You can count on one hand the number of American movies that take the question of religion seriously. Not the big themes like "Is there a God?," but the more immediate question of how do you live your life in an honorable Christian way every single day, and what happens when you grow to genuinely question your faith? Vera Farmiga's directorial debut, Higher Ground, addresses these issues with a low-key intensity -- it strives for truth as much as the main character does.
Adapted from a memoir by Carolyn S. Briggs (she co-authored the screenplay with Tim Metcalfe), Higher Ground follows Corinne (Farmiga) during her quest, beginning at childhood, to live a Christian life. We first see her at a young age, witnessing her parents' affection for each other, and soon enough raising her hand when a local minister asks a children's group who is ready to receive Christ. In her teen years she falls for classmate Ethan (Joshua Leonard), the leader of a popular local rock band. They marry young, have a baby, and after a scary car accident on the way to a gig that almost kills their infant daughter, decide to rededicate their lives to their religion.
They eventually join a church led by the paternalistic Bill (Norbert Leo Butz). Probably because Corinne purposefully chooses to lead a somewhat sheltered life, she's drawn to the free-spirited Annika (Dagmara Dominczyk), her best friend in the congregation. Annika seems to have found the right balance of devotion to God -- Corinne is blown away by her friend's ability to speak in tongues -- and enjoying earthly delights -- in one of their many bonding moments they each sketch their husband's penis. Their friendship brings out the best in both women, and over the course of a decade or so, Corinne grows to rely on Annika when her faith in the Lord and her husband starts to waver.
There really isn't much narrative drive in the movie, and that's just fine because Farmiga -- as both an actor and a director -- wants to go deep into the character. Her naturalism as a performer extends to her work behind the camera; she has cast the film to perfection, and gives her actors enough space so that they all register, even if none of them gets as much screen time as Corinne.
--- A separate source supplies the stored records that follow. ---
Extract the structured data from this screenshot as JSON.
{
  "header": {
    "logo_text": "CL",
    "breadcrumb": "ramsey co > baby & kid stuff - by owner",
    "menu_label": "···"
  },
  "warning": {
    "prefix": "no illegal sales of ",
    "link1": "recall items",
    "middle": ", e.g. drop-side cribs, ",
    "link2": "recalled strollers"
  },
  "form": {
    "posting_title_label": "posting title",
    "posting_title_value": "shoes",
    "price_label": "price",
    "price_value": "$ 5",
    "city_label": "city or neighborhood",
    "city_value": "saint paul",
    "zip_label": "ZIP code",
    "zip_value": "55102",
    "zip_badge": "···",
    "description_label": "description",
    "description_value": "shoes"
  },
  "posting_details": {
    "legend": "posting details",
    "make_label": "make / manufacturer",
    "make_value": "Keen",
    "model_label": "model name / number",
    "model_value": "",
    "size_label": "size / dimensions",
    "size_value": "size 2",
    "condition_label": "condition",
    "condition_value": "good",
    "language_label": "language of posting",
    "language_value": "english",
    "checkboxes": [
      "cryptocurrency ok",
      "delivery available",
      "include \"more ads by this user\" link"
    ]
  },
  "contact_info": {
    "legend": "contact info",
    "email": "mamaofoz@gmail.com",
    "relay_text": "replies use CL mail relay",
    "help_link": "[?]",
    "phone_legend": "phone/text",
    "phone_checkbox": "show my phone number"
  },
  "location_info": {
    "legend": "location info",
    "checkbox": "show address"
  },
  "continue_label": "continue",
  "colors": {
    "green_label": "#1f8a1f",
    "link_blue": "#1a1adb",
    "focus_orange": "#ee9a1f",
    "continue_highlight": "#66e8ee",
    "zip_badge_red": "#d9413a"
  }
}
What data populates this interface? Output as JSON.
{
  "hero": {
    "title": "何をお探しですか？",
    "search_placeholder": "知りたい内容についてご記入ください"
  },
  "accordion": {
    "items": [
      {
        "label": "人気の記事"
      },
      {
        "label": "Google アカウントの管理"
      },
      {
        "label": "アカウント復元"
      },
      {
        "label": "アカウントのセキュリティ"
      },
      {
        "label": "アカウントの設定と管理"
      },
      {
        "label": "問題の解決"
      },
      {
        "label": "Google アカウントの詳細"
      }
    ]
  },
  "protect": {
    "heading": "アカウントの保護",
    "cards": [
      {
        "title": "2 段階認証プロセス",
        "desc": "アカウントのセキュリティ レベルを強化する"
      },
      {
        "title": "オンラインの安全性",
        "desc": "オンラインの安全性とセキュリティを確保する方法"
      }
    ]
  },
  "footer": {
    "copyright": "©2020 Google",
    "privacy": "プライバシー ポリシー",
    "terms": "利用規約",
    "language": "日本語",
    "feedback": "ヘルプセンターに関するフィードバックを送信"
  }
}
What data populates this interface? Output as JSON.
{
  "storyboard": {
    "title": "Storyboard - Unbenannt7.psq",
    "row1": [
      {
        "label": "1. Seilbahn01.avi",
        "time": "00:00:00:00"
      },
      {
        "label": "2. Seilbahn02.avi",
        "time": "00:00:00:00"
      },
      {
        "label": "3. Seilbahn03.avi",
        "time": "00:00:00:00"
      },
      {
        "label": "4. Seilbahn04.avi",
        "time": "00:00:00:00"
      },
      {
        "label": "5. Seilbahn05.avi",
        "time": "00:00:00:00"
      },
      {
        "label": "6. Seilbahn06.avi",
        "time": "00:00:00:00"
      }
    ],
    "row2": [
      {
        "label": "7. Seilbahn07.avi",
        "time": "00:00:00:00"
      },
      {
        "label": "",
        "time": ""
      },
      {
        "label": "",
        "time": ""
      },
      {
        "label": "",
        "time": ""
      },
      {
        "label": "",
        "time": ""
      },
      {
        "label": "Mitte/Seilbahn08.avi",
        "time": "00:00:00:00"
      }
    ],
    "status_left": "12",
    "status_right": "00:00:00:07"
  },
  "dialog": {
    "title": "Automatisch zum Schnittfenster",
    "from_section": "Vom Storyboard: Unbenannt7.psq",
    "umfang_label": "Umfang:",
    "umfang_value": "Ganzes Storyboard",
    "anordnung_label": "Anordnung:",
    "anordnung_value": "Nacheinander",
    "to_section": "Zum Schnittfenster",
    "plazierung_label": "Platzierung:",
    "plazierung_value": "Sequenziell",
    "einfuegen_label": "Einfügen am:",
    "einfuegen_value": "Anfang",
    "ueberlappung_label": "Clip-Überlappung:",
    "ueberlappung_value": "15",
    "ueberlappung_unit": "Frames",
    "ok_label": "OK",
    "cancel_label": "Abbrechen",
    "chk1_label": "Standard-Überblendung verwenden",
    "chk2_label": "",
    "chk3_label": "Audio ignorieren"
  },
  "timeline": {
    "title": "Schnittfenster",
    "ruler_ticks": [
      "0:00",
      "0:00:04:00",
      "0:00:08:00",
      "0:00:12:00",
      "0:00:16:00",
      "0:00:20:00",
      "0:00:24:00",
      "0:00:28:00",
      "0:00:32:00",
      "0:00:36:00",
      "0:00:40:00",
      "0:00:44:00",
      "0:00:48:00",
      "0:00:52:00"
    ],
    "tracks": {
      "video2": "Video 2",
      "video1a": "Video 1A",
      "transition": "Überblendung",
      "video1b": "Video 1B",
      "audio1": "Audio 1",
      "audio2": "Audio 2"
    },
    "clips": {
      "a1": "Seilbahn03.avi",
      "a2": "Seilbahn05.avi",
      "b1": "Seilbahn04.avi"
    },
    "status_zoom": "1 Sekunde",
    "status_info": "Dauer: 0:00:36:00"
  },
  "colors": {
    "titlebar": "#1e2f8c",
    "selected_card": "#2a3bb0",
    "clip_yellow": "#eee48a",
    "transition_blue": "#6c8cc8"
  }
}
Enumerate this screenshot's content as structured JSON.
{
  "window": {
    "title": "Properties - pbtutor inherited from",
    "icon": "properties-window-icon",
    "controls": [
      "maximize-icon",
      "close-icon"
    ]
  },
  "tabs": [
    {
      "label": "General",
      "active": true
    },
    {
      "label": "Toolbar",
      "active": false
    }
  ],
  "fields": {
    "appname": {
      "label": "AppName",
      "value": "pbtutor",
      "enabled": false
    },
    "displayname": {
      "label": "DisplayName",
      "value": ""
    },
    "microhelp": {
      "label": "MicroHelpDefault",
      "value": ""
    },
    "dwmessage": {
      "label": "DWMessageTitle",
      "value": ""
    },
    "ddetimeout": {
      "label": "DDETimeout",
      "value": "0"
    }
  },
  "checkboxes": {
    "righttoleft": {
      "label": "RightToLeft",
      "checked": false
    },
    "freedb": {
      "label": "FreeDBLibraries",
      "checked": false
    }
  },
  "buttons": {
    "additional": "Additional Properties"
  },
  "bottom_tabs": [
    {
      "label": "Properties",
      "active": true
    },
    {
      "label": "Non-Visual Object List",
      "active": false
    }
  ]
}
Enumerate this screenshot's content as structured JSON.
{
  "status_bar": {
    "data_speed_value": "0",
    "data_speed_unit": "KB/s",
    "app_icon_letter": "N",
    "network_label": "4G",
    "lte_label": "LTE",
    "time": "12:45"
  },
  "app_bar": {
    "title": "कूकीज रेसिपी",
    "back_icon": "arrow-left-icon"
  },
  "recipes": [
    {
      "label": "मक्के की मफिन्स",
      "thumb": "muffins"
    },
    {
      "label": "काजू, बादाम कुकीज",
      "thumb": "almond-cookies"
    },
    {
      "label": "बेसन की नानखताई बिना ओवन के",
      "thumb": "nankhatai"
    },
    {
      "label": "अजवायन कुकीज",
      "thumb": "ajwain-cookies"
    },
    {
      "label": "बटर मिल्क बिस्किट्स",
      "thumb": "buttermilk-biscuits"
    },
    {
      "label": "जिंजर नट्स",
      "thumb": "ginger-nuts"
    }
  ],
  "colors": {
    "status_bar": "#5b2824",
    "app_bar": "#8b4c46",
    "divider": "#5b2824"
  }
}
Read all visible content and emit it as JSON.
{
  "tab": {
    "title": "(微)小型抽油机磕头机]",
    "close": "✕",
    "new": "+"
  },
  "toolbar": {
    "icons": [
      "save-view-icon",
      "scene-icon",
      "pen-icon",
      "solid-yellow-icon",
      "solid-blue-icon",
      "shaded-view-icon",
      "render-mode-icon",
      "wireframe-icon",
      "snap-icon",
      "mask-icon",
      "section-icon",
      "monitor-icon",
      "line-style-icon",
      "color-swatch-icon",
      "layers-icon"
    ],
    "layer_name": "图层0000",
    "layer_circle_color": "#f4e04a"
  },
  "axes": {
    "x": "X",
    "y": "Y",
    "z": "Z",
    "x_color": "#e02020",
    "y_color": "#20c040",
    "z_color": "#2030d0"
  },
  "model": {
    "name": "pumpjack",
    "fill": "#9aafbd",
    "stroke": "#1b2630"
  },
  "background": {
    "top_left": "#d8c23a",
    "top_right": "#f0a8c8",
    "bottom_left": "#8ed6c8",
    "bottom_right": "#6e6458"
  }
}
John Hawkes is typically superb as her loving father, Butz makes Bill into one of the few cinematic religious leaders who doesn't seem at all corrupted by the power he has, and Dominczyk turns Annika into the kind of best friend we all wish for.
Farmiga also has a gift for editing that breaks away from standard convention. She'll focus on characters that seem to be secondary to a scene, and in doing so makes connections that deepen our understanding of everyone in the movie -- a tactic used to great effect during a birthday party late in the film.
While the movie treats the characters' religious beliefs with nothing but respect, it doesn't shy away from pointing out the occasional ridiculousness of certain behaviors, a prime example being a lesson Bill offers the men on how to satisfy their wives' sexual needs. The scene is a comedic highpoint not because it's mocking their lack of knowledge, but because the awkwardness of the situation can't be ignored.
Farmiga's humanistic approach builds power very slowly, almost imperceptibly. There's a refrain throughout the early part of the film that Corinne isn't musical, that she's never found her instrument. The film's concluding scene is a speech she gives in front of loved ones and the congregation -- she testifies about her belief as well as her doubt. In that moment we see she's found her instrument, that whatever the status of her marriage and her religious conviction, she's finally able to articulate to others the powerful emotions within her. It's a remarkable climax that showcases how good an actress Farmiga is, and illustrates how smartly she's directed her first feature.